Yes, I was fully naked for parts of it -- which is illegal, so I'm lucky I didn't get arrested. [Laughs] But it's camp, and I feel like camp has been co-opted by heterosexuals, and I think gay people need to reclaim our camp roots. Also, it came out of the impetus of the song, which is [that] I want people to play my fucking record. It's sort of poking fun at that feeling of desperation that many of us independent gay artists feel. A good group of us are just as talented as the mainstream artists out there, and our work doesn't get the attention that it should. So the video is sort of a calling card for all independent LGBT artists.

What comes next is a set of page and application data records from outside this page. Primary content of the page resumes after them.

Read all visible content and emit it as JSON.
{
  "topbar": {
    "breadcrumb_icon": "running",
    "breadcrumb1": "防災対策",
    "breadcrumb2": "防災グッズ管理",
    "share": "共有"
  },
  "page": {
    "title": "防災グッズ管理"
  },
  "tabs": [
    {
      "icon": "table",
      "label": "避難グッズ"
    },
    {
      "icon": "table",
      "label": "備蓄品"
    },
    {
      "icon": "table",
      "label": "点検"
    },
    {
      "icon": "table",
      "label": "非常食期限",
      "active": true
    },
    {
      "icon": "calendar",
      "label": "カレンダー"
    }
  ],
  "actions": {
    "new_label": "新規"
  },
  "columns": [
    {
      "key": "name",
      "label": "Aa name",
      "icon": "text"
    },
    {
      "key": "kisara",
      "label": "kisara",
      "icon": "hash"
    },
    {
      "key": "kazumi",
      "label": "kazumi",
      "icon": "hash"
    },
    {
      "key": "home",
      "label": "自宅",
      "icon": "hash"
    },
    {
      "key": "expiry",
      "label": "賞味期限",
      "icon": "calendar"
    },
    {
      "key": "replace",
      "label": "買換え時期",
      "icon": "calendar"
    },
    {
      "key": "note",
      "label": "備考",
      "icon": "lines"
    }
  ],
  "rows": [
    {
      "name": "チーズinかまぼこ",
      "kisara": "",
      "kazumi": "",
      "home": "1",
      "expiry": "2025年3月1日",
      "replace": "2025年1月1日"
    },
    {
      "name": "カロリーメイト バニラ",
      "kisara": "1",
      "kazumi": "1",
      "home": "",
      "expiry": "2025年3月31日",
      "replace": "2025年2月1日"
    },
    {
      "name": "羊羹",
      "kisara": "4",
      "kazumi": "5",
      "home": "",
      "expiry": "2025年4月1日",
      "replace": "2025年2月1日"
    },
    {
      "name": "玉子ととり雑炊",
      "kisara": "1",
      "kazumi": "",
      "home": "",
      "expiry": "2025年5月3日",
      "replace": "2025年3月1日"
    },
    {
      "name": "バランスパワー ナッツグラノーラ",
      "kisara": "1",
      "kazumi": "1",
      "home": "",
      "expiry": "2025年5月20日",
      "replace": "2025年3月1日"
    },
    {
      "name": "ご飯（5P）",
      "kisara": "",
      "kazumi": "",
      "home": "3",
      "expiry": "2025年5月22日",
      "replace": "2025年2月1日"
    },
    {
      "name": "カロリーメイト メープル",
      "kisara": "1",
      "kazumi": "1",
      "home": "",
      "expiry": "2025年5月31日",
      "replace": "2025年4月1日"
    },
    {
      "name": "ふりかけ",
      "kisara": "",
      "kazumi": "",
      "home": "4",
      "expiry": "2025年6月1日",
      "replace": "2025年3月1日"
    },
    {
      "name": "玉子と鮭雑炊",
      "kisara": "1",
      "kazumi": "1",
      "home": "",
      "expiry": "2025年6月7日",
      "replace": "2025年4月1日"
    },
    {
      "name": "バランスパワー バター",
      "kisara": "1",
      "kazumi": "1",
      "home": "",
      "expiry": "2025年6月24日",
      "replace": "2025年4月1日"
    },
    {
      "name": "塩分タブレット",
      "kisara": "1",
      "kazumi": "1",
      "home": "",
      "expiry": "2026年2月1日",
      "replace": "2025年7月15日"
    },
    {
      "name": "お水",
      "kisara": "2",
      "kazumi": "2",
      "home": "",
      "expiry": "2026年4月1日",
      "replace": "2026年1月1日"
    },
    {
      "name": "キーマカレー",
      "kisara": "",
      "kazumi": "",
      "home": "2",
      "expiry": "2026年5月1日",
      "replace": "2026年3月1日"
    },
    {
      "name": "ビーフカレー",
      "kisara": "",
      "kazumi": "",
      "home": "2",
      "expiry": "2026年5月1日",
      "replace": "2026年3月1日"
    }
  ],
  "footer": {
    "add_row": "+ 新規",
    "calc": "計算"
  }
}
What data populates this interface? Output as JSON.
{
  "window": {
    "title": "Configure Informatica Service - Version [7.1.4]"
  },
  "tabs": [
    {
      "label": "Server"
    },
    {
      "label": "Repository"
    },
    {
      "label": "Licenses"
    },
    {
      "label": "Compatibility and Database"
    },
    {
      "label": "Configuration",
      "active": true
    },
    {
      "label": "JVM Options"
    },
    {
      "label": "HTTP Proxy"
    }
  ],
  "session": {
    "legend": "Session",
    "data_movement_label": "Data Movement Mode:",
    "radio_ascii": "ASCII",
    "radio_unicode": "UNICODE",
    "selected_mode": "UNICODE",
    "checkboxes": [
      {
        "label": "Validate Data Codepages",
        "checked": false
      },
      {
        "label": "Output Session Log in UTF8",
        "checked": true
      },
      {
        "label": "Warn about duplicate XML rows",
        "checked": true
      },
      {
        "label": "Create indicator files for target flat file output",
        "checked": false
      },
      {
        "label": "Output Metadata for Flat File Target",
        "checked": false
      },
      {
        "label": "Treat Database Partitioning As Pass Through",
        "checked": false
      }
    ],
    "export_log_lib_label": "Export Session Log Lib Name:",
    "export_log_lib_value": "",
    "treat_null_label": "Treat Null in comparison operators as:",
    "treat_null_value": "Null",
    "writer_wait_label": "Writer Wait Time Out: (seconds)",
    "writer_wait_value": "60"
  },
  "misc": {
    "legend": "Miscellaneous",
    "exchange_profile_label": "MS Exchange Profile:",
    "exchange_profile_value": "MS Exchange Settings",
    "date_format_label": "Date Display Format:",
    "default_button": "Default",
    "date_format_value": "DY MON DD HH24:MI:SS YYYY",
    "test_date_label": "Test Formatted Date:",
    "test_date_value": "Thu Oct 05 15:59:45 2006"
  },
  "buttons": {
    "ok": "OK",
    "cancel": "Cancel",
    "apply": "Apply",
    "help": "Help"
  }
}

Were you nervous before you started shooting the video?
I really wasn't. Of course, there were people walking on the streets who were giggling and others snapping pictures with their iPhones, but it was actually very liberating and it was like I was on a high afterwards. I felt completely free.
So you can now cross "running through the streets of New York naked" off your bucket list.
Yes! Also, another first I did for the video was getting dressed up in full drag. So that's another thing I'm willing to do to get people to play my fucking record.
Well, I guess you could say voicing BaNee on Jem was a sort of vocal drag.
[Laughs] Absolutely! It's funny, because I actually did the voices of many girls when I was younger, before my voice changed, but this was the first time I officially had done the full getup.
As an out artist, do you ever worry that the LGBT community might be losing a part of its identity as we become more integrated into mainstream society?
I can only speak from my own life experience, but for me, being gay is such a unique perspective. I'm not one of those people who think that being gay is simply about who I fuck. For me, being gay had everything to do with Jem and the Holograms, wanting to play with dolls, and loving divas. There are a lot of cultural aspects that are a part of it, including dance music and clubs. All of those things have become traditions that I feel strongly about carrying on. I can't control what stories are told in the end. All I can do is tell my story and hope people play my fucking record.
How has the message of your music changed since your first album?
On my first album, I was very conscious of using male pronouns and the content being about my life as a gay man. But when I look back now, that first album was very puppy-love, bubblegum gay man, and my last album was grown-ass gay man. So I have grown up, for sure, and my music today explores more grown-up, darker, and nuanced themes.
What have been some of the unexpected obstacles you've faced as an out artist over the course of your career?
The most surprising obstacle has been resistance and lack of support, in some areas, of the gay community. However, I've also had a career because of our community. So I'm very grateful to those who have supported me, but there have been some surprising times when they haven't. That's shocking to me because there still aren't many openly gay artists singing about gay life in pop music.
Being an out artist since 2000, you've undoubtedly inspired others to do the same. Has anyone told you your music inspired them to embrace their sexuality?
Yes. I have a box full of letters from fans that I keep in my house, and hearing how my music has impacted others is one of the most gratifying aspects of doing what I do. When I come up against challenges in my life or career, those types of responses from fans are like little gifts and remind me that I'm doing what I'm supposed to be doing.
See Sir Ari Gold stripped and remixed in the official music video for "Play My F**k'n Record" below.
For all the latest news about Ari Gold, visit the pioneering artist's official website, www.arigold.com.